Within the entries below, find the lines that hold "Arandu" and report only how many there are.

[Dataset rows for apps and sites]
======
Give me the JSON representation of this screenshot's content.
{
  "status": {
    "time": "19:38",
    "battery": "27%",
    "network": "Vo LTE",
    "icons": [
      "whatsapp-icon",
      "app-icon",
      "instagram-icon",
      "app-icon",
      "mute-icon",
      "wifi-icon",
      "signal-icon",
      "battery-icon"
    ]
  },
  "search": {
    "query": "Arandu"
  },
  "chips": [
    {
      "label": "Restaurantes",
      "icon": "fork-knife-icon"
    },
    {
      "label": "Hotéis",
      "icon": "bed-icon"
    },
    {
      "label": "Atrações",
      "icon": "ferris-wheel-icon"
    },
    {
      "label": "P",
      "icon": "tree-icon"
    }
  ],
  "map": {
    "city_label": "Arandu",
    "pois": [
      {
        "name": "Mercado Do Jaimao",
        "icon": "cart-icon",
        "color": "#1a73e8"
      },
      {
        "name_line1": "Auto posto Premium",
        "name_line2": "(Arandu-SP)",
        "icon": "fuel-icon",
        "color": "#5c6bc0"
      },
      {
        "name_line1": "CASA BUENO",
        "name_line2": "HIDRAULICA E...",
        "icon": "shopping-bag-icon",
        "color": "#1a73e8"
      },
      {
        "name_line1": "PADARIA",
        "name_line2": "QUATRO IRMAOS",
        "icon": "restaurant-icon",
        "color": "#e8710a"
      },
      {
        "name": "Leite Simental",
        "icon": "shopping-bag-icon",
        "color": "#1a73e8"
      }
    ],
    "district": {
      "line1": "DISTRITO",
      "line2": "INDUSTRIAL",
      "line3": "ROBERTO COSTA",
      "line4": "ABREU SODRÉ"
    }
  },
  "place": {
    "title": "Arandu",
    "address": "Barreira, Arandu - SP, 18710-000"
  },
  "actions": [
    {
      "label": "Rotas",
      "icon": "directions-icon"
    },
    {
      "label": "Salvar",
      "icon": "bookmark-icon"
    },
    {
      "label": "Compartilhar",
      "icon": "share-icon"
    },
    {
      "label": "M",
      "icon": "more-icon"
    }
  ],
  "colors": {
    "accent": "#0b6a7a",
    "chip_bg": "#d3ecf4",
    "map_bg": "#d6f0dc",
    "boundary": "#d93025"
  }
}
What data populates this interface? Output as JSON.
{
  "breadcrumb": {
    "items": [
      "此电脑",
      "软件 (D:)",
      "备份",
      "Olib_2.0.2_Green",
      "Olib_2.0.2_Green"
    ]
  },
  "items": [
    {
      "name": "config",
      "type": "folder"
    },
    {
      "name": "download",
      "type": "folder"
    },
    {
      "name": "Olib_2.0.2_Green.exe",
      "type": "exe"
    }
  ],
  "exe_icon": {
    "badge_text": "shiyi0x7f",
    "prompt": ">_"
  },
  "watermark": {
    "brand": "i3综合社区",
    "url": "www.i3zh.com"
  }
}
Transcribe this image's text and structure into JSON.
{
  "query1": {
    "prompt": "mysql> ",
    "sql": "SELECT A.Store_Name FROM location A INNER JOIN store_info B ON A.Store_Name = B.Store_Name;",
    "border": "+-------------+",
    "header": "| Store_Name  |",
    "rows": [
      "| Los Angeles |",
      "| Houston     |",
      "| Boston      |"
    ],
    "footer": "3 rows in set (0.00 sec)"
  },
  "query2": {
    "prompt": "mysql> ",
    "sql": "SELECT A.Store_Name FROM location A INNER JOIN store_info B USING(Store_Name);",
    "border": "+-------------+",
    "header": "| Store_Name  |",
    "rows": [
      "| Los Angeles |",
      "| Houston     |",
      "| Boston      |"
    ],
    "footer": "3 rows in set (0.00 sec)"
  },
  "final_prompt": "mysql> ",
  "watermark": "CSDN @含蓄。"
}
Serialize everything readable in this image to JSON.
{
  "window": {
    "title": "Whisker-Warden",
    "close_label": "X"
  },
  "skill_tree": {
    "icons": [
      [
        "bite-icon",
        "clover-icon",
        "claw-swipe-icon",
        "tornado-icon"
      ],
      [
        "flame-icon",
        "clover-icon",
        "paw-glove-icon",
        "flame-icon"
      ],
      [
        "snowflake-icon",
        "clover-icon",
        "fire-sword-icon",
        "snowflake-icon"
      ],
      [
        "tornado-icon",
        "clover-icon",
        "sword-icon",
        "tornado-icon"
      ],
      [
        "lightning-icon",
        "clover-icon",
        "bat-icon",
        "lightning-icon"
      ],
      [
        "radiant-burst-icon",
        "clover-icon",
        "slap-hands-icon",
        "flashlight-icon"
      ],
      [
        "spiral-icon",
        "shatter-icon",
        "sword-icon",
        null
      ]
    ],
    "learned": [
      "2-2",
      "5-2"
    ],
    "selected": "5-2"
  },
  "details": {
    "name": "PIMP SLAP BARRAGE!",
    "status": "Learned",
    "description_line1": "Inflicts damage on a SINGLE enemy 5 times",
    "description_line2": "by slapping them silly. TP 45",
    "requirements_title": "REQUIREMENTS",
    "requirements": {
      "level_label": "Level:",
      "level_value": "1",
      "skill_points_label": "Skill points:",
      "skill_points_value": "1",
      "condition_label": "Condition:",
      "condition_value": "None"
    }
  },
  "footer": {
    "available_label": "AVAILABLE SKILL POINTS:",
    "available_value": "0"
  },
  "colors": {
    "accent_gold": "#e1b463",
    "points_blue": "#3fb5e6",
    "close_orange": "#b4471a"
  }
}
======
> [Response below] 5